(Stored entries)
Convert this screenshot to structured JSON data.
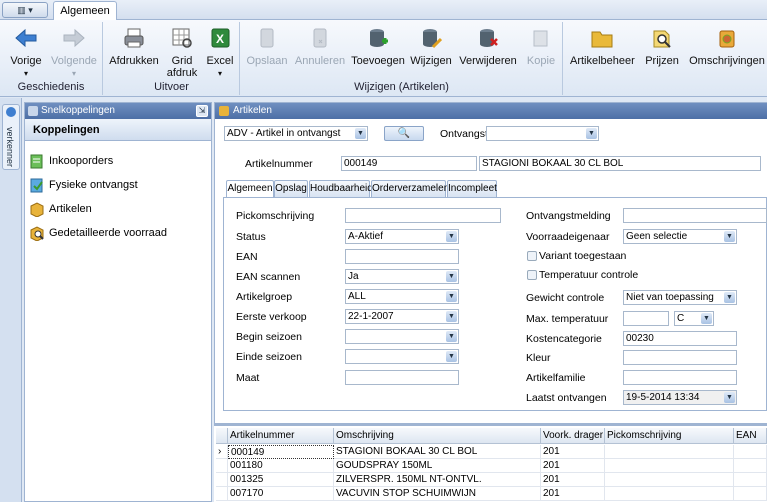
{
  "ribbon": {
    "tab": "Algemeen",
    "groups": {
      "geschiedenis": "Geschiedenis",
      "uitvoer": "Uitvoer",
      "wijzigen": "Wijzigen (Artikelen)"
    },
    "buttons": {
      "vorige": "Vorige",
      "volgende": "Volgende",
      "afdrukken": "Afdrukken",
      "grid_line1": "Grid",
      "grid_line2": "afdruk",
      "excel": "Excel",
      "opslaan": "Opslaan",
      "annuleren": "Annuleren",
      "toevoegen": "Toevoegen",
      "wijzigen": "Wijzigen",
      "verwijderen": "Verwijderen",
      "kopie": "Kopie",
      "artikelbeheer": "Artikelbeheer",
      "prijzen": "Prijzen",
      "omschrijvingen": "Omschrijvingen"
    }
  },
  "left": {
    "vertical_tab": "verkenner",
    "panel_title": "Snelkoppelingen",
    "section": "Koppelingen",
    "items": [
      "Inkooporders",
      "Fysieke ontvangst",
      "Artikelen",
      "Gedetailleerde voorraad"
    ]
  },
  "main": {
    "panel_title": "Artikelen",
    "filter_select": "ADV - Artikel in ontvangst",
    "ontvangst_label": "Ontvangst",
    "ontvangst_value": "",
    "artikelnummer_label": "Artikelnummer",
    "artikelnummer": "000149",
    "omschrijving": "STAGIONI BOKAAL 30 CL BOL",
    "tabs": [
      "Algemeen",
      "Opslag",
      "Houdbaarheid",
      "Orderverzamelen",
      "Incompleet"
    ],
    "form": {
      "pickomschrijving": {
        "label": "Pickomschrijving",
        "value": ""
      },
      "status": {
        "label": "Status",
        "value": "A-Aktief"
      },
      "ean": {
        "label": "EAN",
        "value": ""
      },
      "ean_scannen": {
        "label": "EAN scannen",
        "value": "Ja"
      },
      "artikelgroep": {
        "label": "Artikelgroep",
        "value": "ALL"
      },
      "eerste_verkoop": {
        "label": "Eerste verkoop",
        "value": "22-1-2007"
      },
      "begin_seizoen": {
        "label": "Begin seizoen",
        "value": ""
      },
      "einde_seizoen": {
        "label": "Einde seizoen",
        "value": ""
      },
      "maat": {
        "label": "Maat",
        "value": ""
      },
      "ontvangstmelding": {
        "label": "Ontvangstmelding",
        "value": ""
      },
      "voorraadeigenaar": {
        "label": "Voorraadeigenaar",
        "value": "Geen selectie"
      },
      "variant_toegestaan": "Variant toegestaan",
      "temperatuur_controle": "Temperatuur controle",
      "gewicht_controle": {
        "label": "Gewicht controle",
        "value": "Niet van toepassing"
      },
      "max_temperatuur": {
        "label": "Max. temperatuur",
        "value": "",
        "unit": "C"
      },
      "kostencategorie": {
        "label": "Kostencategorie",
        "value": "00230"
      },
      "kleur": {
        "label": "Kleur",
        "value": ""
      },
      "artikelfamilie": {
        "label": "Artikelfamilie",
        "value": ""
      },
      "laatst_ontvangen": {
        "label": "Laatst ontvangen",
        "value": "19-5-2014 13:34"
      }
    }
  },
  "grid": {
    "columns": [
      "Artikelnummer",
      "Omschrijving",
      "Voork. drager",
      "Pickomschrijving",
      "EAN"
    ],
    "rows": [
      [
        "000149",
        "STAGIONI BOKAAL 30 CL BOL",
        "201"
      ],
      [
        "001180",
        "GOUDSPRAY 150ML",
        "201"
      ],
      [
        "001325",
        "ZILVERSPR. 150ML NT-ONTVL.",
        "201"
      ],
      [
        "007170",
        "VACUVIN STOP SCHUIMWIJN",
        "201"
      ]
    ]
  }
}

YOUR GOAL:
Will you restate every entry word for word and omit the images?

YOUR RESPONSE:
Convert this screenshot to structured JSON data.
{
  "ribbon": {
    "tab": "Algemeen",
    "groups": {
      "geschiedenis": "Geschiedenis",
      "uitvoer": "Uitvoer",
      "wijzigen": "Wijzigen (Artikelen)"
    },
    "buttons": {
      "vorige": "Vorige",
      "volgende": "Volgende",
      "afdrukken": "Afdrukken",
      "grid_line1": "Grid",
      "grid_line2": "afdruk",
      "excel": "Excel",
      "opslaan": "Opslaan",
      "annuleren": "Annuleren",
      "toevoegen": "Toevoegen",
      "wijzigen": "Wijzigen",
      "verwijderen": "Verwijderen",
      "kopie": "Kopie",
      "artikelbeheer": "Artikelbeheer",
      "prijzen": "Prijzen",
      "omschrijvingen": "Omschrijvingen"
    }
  },
  "left": {
    "vertical_tab": "verkenner",
    "panel_title": "Snelkoppelingen",
    "section": "Koppelingen",
    "items": [
      "Inkooporders",
      "Fysieke ontvangst",
      "Artikelen",
      "Gedetailleerde voorraad"
    ]
  },
  "main": {
    "panel_title": "Artikelen",
    "filter_select": "ADV - Artikel in ontvangst",
    "ontvangst_label": "Ontvangst",
    "ontvangst_value": "",
    "artikelnummer_label": "Artikelnummer",
    "artikelnummer": "000149",
    "omschrijving": "STAGIONI BOKAAL 30 CL BOL",
    "tabs": [
      "Algemeen",
      "Opslag",
      "Houdbaarheid",
      "Orderverzamelen",
      "Incompleet"
    ],
    "form": {
      "pickomschrijving": {
        "label": "Pickomschrijving",
        "value": ""
      },
      "status": {
        "label": "Status",
        "value": "A-Aktief"
      },
      "ean": {
        "label": "EAN",
        "value": ""
      },
      "ean_scannen": {
        "label": "EAN scannen",
        "value": "Ja"
      },
      "artikelgroep": {
        "label": "Artikelgroep",
        "value": "ALL"
      },
      "eerste_verkoop": {
        "label": "Eerste verkoop",
        "value": "22-1-2007"
      },
      "begin_seizoen": {
        "label": "Begin seizoen",
        "value": ""
      },
      "einde_seizoen": {
        "label": "Einde seizoen",
        "value": ""
      },
      "maat": {
        "label": "Maat",
        "value": ""
      },
      "ontvangstmelding": {
        "label": "Ontvangstmelding",
        "value": ""
      },
      "voorraadeigenaar": {
        "label": "Voorraadeigenaar",
        "value": "Geen selectie"
      },
      "variant_toegestaan": "Variant toegestaan",
      "temperatuur_controle": "Temperatuur controle",
      "gewicht_controle": {
        "label": "Gewicht controle",
        "value": "Niet van toepassing"
      },
      "max_temperatuur": {
        "label": "Max. temperatuur",
        "value": "",
        "unit": "C"
      },
      "kostencategorie": {
        "label": "Kostencategorie",
        "value": "00230"
      },
      "kleur": {
        "label": "Kleur",
        "value": ""
      },
      "artikelfamilie": {
        "label": "Artikelfamilie",
        "value": ""
      },
      "laatst_ontvangen": {
        "label": "Laatst ontvangen",
        "value": "19-5-2014 13:34"
      }
    }
  },
  "grid": {
    "columns": [
      "Artikelnummer",
      "Omschrijving",
      "Voork. drager",
      "Pickomschrijving",
      "EAN"
    ],
    "rows": [
      [
        "000149",
        "STAGIONI BOKAAL 30 CL BOL",
        "201"
      ],
      [
        "001180",
        "GOUDSPRAY 150ML",
        "201"
      ],
      [
        "001325",
        "ZILVERSPR. 150ML NT-ONTVL.",
        "201"
      ],
      [
        "007170",
        "VACUVIN STOP SCHUIMWIJN",
        "201"
      ]
    ]
  }
}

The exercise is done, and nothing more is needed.